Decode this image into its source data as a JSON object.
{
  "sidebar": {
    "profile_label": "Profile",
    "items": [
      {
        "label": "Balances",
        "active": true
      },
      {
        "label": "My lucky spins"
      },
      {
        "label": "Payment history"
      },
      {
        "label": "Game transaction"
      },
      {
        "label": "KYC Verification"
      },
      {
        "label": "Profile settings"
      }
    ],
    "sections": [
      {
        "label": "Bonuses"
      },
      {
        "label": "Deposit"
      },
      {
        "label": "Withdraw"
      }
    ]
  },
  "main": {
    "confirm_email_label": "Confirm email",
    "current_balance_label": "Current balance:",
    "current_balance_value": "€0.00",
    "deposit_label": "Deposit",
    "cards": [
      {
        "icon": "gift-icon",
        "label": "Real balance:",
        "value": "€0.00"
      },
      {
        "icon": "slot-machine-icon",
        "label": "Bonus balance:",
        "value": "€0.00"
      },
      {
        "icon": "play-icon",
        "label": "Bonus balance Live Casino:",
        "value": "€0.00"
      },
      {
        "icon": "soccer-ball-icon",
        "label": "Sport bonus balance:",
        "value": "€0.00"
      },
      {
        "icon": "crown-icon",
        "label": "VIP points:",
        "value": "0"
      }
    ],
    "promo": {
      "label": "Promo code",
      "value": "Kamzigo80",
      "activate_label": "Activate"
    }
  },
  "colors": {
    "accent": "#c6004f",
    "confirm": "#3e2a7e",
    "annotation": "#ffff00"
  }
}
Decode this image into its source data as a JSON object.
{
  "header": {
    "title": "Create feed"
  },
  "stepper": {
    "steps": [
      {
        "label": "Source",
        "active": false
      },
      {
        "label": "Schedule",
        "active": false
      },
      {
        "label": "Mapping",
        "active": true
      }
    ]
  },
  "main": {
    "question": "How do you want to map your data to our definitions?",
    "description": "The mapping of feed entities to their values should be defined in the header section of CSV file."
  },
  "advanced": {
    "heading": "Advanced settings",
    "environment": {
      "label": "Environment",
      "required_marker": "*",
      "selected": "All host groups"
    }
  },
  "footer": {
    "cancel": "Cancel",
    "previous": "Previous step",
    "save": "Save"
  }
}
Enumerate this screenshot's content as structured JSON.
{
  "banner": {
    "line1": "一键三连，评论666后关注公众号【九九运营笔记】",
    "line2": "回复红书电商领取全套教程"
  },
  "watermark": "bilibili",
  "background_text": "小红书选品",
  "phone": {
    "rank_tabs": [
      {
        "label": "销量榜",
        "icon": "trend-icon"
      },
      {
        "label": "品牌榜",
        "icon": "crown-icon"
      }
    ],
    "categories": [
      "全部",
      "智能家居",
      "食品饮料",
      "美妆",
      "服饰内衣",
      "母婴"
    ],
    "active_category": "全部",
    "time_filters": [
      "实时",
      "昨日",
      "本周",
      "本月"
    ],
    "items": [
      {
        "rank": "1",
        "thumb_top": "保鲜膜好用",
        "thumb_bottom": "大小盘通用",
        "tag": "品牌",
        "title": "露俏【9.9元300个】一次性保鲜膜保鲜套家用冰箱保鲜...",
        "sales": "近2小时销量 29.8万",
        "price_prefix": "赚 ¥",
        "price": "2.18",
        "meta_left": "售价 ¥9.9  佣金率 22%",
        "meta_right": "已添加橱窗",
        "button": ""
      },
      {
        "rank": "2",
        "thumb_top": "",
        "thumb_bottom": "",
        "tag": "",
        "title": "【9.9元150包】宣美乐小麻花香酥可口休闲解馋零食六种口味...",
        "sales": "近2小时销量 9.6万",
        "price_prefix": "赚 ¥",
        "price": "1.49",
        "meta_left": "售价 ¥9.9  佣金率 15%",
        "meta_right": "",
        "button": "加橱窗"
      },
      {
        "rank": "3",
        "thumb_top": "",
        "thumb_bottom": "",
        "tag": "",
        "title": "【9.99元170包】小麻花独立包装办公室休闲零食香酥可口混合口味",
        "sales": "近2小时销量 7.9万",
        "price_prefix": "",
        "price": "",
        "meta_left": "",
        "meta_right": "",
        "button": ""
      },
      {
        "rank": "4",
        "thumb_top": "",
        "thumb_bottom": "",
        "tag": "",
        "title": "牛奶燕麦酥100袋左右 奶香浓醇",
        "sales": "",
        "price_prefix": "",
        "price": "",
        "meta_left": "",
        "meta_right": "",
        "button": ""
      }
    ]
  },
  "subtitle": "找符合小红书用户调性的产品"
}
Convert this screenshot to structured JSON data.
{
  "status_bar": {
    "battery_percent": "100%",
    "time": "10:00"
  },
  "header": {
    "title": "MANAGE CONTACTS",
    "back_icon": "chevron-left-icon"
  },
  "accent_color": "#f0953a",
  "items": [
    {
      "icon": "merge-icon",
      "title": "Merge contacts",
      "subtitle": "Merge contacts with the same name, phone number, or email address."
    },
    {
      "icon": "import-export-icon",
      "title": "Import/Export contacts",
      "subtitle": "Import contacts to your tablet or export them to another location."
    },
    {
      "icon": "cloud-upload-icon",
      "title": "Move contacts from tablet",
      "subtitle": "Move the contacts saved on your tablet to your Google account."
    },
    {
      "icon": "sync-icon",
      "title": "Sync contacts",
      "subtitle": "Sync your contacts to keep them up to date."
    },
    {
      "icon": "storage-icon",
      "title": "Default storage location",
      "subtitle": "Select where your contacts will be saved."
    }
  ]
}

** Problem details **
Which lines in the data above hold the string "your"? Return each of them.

** Expected output **
    "question": "How do you want to map your data to our definitions?",
      "subtitle": "Import contacts to your tablet or export them to another location."
      "subtitle": "Move the contacts saved on your tablet to your Google account."
      "subtitle": "Sync your contacts to keep them up to date."
      "subtitle": "Select where your contacts will be saved."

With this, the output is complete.